Exercise requirements ▸ Go through the entries one line at a time, and gather every line that has the word "desc".

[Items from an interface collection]
☆ ☆ ☆ ☆

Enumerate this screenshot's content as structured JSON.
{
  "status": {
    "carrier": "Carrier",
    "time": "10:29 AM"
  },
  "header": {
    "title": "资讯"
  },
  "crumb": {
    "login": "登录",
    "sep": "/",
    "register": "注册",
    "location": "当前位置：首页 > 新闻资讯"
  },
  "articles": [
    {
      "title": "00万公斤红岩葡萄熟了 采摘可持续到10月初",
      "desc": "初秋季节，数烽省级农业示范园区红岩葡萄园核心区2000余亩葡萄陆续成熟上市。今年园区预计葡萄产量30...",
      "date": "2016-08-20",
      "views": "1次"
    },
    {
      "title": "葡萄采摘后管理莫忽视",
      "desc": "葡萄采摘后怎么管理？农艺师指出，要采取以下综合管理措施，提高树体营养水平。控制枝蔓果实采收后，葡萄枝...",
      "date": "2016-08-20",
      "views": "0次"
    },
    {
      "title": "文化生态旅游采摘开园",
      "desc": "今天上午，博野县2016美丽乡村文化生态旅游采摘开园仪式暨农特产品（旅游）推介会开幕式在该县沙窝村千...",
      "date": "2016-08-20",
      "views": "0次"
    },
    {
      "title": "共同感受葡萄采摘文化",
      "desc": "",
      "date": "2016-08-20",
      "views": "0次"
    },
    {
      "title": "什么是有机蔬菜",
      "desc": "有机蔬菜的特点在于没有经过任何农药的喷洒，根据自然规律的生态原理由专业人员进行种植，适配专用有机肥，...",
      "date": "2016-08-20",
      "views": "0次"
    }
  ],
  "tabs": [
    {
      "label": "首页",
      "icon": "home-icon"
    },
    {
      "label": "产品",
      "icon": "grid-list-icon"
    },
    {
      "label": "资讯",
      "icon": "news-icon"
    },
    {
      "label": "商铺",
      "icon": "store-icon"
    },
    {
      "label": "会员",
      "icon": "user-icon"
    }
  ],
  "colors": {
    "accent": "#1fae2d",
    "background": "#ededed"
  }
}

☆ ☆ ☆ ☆

Reply ▸
      "desc": "初秋季节，数烽省级农业示范园区红岩葡萄园核心区2000余亩葡萄陆续成熟上市。今年园区预计葡萄产量30...",
      "desc": "葡萄采摘后怎么管理？农艺师指出，要采取以下综合管理措施，提高树体营养水平。控制枝蔓果实采收后，葡萄枝...",
      "desc": "今天上午，博野县2016美丽乡村文化生态旅游采摘开园仪式暨农特产品（旅游）推介会开幕式在该县沙窝村千...",
      "desc": "",
      "desc": "有机蔬菜的特点在于没有经过任何农药的喷洒，根据自然规律的生态原理由专业人员进行种植，适配专用有机肥，...",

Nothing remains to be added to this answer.